The NLRB flip-flops again. After less than 3 months, the test as to whether the 2 or more entities will be deemed joint employers is back to the 2015 standard announced in the Board’s Browning-Ferris decision. Just in December 2017, the Board overruled Browning-Ferris in a 3-2 decision, Hy-Brand, which requires a showing that the company alleged to be a joint employer actually exercised some “direct and immediate control” over the essential employment terms of another company’s employees.
On February 26, 2018 though, the Board voted to vacate its Hy-Brand decision after an ethics investigation determined that member William Emanuel should have been disqualified from participating in the decision (his former law firm represented one of the companies in Browning-Ferris). Member Emanuel was in the majority of the 3-2 Hy-Brand decision.

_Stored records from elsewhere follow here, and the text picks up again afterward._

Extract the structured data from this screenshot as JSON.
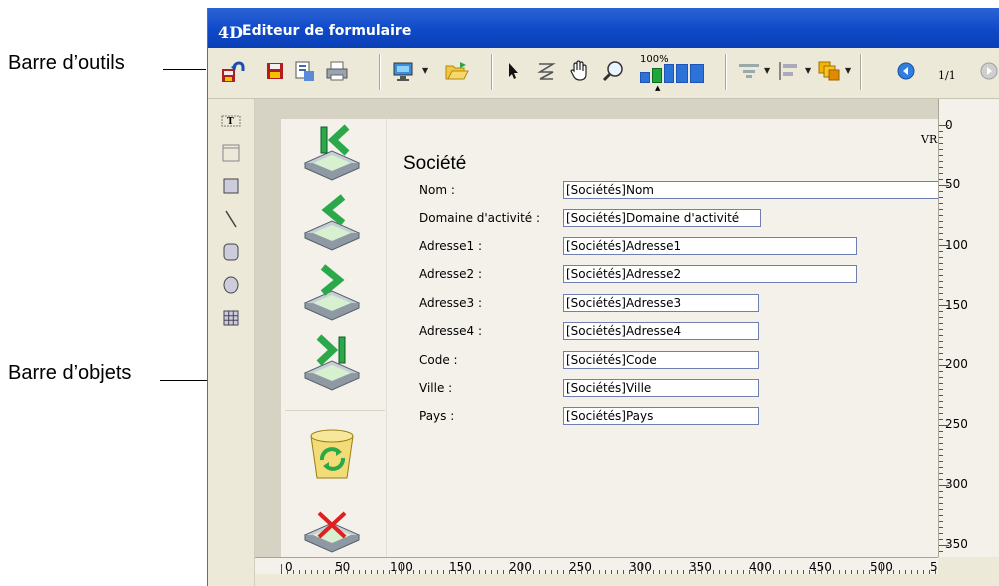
{
  "callouts": {
    "toolbar_label": "Barre d’outils",
    "objects_label": "Barre d’objets"
  },
  "window": {
    "logo": "4D",
    "title": "Editeur de formulaire"
  },
  "toolbar": {
    "zoom_label": "100%",
    "page_indicator": "1/1",
    "icons": [
      "undo-icon",
      "save-icon",
      "save-as-icon",
      "print-icon",
      "display-icon",
      "open-icon",
      "pointer-icon",
      "tab-order-icon",
      "hand-icon",
      "zoom-icon",
      "zoom-levels-icon",
      "align-icon",
      "distribute-icon",
      "layers-icon",
      "previous-page-icon",
      "next-page-icon"
    ]
  },
  "object_bar": {
    "icons": [
      "text-tool-icon",
      "group-box-icon",
      "rectangle-tool-icon",
      "line-tool-icon",
      "rounded-rect-tool-icon",
      "oval-tool-icon",
      "grid-tool-icon"
    ]
  },
  "form": {
    "title": "Société",
    "vr_marker": "VR",
    "fields": [
      {
        "label": "Nom :",
        "value": "[Sociétés]Nom"
      },
      {
        "label": "Domaine d'activité :",
        "value": "[Sociétés]Domaine d'activité"
      },
      {
        "label": "Adresse1 :",
        "value": "[Sociétés]Adresse1"
      },
      {
        "label": "Adresse2 :",
        "value": "[Sociétés]Adresse2"
      },
      {
        "label": "Adresse3 :",
        "value": "[Sociétés]Adresse3"
      },
      {
        "label": "Adresse4 :",
        "value": "[Sociétés]Adresse4"
      },
      {
        "label": "Code :",
        "value": "[Sociétés]Code"
      },
      {
        "label": "Ville :",
        "value": "[Sociétés]Ville"
      },
      {
        "label": "Pays :",
        "value": "[Sociétés]Pays"
      }
    ],
    "nav_buttons": [
      "first-record-icon",
      "previous-record-icon",
      "next-record-icon",
      "last-record-icon",
      "delete-record-icon",
      "cancel-icon"
    ]
  },
  "rulers": {
    "vertical": [
      "0",
      "50",
      "100",
      "150",
      "200",
      "250",
      "300",
      "350"
    ],
    "horizontal": [
      "0",
      "50",
      "100",
      "150",
      "200",
      "250",
      "300",
      "350",
      "400",
      "450",
      "500",
      "5"
    ]
  }
}
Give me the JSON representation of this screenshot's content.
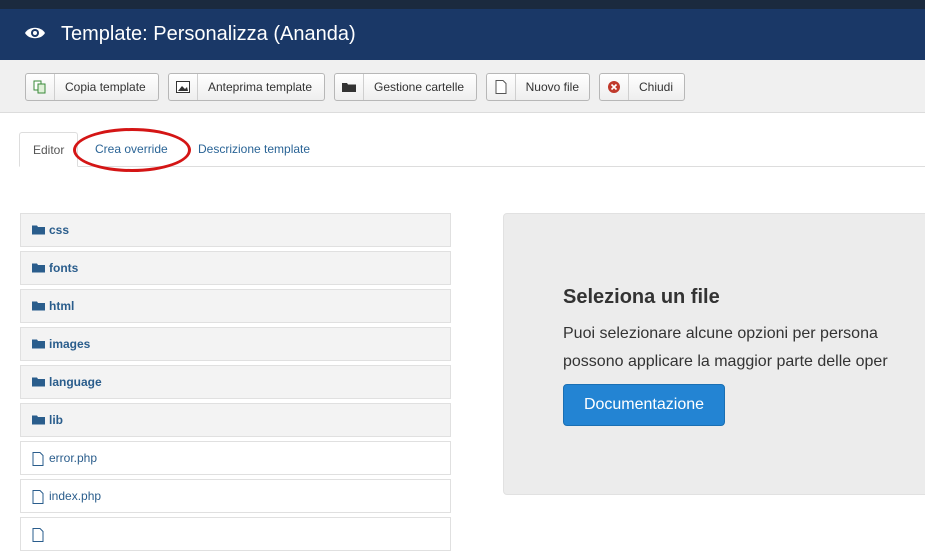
{
  "header": {
    "title": "Template: Personalizza (Ananda)",
    "icon": "eye-icon"
  },
  "toolbar": {
    "buttons": [
      {
        "label": "Copia template",
        "icon": "copy-icon"
      },
      {
        "label": "Anteprima template",
        "icon": "image-icon"
      },
      {
        "label": "Gestione cartelle",
        "icon": "folder-icon"
      },
      {
        "label": "Nuovo file",
        "icon": "file-icon"
      },
      {
        "label": "Chiudi",
        "icon": "close-circle-icon"
      }
    ]
  },
  "tabs": [
    {
      "label": "Editor",
      "active": true
    },
    {
      "label": "Crea override",
      "active": false
    },
    {
      "label": "Descrizione template",
      "active": false
    }
  ],
  "tree": {
    "folders": [
      "css",
      "fonts",
      "html",
      "images",
      "language",
      "lib"
    ],
    "files": [
      "error.php",
      "index.php"
    ]
  },
  "panel": {
    "heading": "Seleziona un file",
    "text_line1": "Puoi selezionare alcune opzioni per persona",
    "text_line2": "possono applicare la maggior parte delle oper",
    "button": "Documentazione"
  },
  "colors": {
    "header_bg": "#1a3867",
    "accent_blue": "#2384d3",
    "annotation_red": "#d41515"
  }
}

For now, the Browning-Ferris standard applies; within the collective bargaining arena, joint employment can be established by showing “reserved contractual control”, even if not exercised, or indirect control, or control that is “limited and routine.”